* _Exercise objective_: From the entries, copy every line that carries the string "preview".
[Record extracts — start]
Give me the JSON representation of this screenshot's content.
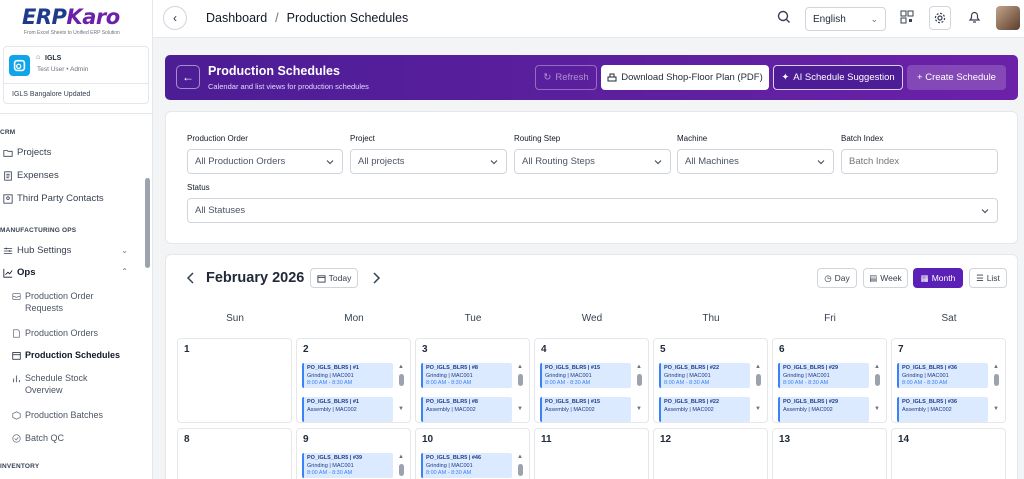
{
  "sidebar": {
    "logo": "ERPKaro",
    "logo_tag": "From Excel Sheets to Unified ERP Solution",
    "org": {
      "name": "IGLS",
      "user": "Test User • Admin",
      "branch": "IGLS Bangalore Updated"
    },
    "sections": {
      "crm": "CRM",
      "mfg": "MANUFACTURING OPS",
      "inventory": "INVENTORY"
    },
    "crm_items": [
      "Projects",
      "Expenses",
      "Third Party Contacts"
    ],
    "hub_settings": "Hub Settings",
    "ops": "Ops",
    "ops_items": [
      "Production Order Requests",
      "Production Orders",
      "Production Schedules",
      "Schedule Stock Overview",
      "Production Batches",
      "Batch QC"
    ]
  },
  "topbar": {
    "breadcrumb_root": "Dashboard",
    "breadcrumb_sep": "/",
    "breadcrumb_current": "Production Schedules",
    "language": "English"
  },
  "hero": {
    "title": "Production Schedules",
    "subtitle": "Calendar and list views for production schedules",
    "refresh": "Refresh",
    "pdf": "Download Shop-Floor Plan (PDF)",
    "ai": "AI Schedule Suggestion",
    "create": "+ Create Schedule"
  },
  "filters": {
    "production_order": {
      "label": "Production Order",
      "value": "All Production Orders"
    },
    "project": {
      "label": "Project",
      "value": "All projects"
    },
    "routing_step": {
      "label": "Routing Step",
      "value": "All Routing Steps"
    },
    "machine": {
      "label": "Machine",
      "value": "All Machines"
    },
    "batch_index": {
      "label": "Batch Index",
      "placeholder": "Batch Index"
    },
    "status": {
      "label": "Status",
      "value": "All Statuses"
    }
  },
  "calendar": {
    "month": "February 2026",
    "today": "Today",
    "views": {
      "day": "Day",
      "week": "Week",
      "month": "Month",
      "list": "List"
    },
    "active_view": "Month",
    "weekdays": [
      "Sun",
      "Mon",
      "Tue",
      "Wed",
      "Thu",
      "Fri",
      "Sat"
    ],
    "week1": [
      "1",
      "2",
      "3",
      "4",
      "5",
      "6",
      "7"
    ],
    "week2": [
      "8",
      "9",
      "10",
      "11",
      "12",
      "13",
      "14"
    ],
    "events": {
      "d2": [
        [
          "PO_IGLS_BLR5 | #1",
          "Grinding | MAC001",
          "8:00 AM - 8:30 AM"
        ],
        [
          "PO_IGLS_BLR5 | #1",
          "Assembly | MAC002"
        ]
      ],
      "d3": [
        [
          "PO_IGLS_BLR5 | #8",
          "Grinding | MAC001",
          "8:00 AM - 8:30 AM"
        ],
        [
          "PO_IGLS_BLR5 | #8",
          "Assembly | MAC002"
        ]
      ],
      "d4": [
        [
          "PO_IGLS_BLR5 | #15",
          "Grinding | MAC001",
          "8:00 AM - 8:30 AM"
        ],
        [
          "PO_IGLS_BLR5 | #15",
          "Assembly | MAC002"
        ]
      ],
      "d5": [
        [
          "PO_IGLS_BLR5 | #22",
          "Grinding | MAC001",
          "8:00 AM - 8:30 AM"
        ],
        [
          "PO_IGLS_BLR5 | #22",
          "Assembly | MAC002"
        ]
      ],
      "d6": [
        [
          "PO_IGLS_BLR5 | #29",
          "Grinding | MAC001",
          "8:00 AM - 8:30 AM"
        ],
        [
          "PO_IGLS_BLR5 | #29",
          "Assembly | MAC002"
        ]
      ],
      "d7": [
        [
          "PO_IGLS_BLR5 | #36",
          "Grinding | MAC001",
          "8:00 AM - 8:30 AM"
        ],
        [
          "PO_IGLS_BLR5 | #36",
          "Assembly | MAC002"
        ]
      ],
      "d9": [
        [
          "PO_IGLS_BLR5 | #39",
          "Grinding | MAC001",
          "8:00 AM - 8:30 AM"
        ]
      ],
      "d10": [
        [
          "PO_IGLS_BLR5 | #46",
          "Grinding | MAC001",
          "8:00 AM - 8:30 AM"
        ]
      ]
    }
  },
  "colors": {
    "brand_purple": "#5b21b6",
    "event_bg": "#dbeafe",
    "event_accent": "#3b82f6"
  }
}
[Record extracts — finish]
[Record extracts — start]
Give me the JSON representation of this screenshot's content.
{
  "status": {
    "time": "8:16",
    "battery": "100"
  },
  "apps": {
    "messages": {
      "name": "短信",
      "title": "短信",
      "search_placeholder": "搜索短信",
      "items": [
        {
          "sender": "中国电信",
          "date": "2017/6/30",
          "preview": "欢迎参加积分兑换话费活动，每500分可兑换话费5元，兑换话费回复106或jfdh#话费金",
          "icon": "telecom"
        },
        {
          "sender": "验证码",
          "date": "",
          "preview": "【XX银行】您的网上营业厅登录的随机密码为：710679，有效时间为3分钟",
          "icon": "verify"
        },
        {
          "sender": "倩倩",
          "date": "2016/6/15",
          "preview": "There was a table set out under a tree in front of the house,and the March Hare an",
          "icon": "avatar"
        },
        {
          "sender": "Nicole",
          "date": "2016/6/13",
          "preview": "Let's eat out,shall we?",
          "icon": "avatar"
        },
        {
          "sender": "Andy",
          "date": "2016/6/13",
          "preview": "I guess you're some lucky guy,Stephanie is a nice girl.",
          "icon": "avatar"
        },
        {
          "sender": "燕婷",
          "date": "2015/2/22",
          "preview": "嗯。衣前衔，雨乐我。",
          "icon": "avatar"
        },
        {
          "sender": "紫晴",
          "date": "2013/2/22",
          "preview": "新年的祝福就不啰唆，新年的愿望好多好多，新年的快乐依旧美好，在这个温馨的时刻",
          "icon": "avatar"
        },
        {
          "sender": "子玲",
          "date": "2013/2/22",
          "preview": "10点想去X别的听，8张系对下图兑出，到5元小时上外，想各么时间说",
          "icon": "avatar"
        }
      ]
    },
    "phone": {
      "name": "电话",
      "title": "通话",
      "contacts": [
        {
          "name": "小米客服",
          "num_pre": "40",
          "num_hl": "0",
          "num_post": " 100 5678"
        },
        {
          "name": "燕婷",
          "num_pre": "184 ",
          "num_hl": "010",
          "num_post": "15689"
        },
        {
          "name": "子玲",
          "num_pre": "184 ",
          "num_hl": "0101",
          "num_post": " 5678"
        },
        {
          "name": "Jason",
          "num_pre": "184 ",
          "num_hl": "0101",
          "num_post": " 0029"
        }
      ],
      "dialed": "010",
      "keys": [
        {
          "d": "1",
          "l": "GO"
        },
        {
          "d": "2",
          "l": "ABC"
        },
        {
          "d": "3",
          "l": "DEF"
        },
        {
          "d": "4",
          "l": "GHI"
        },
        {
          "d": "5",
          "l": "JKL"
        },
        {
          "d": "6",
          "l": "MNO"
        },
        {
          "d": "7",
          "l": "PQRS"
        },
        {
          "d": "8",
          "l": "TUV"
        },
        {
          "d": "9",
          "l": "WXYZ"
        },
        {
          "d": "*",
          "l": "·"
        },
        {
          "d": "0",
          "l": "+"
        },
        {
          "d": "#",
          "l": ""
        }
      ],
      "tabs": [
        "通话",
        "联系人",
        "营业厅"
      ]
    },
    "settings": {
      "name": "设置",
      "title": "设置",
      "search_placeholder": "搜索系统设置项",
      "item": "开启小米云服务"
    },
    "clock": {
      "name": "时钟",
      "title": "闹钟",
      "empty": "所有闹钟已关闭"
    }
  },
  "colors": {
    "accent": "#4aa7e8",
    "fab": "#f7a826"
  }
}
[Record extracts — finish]
* _Output below_:
          "preview": "欢迎参加积分兑换话费活动，每500分可兑换话费5元，兑换话费回复106或jfdh#话费金",
          "preview": "【XX银行】您的网上营业厅登录的随机密码为：710679，有效时间为3分钟",
          "preview": "There was a table set out under a tree in front of the house,and the March Hare an",
          "preview": "Let's eat out,shall we?",
          "preview": "I guess you're some lucky guy,Stephanie is a nice girl.",
          "preview": "嗯。衣前衔，雨乐我。",
          "preview": "新年的祝福就不啰唆，新年的愿望好多好多，新年的快乐依旧美好，在这个温馨的时刻",
          "preview": "10点想去X别的听，8张系对下图兑出，到5元小时上外，想各么时间说",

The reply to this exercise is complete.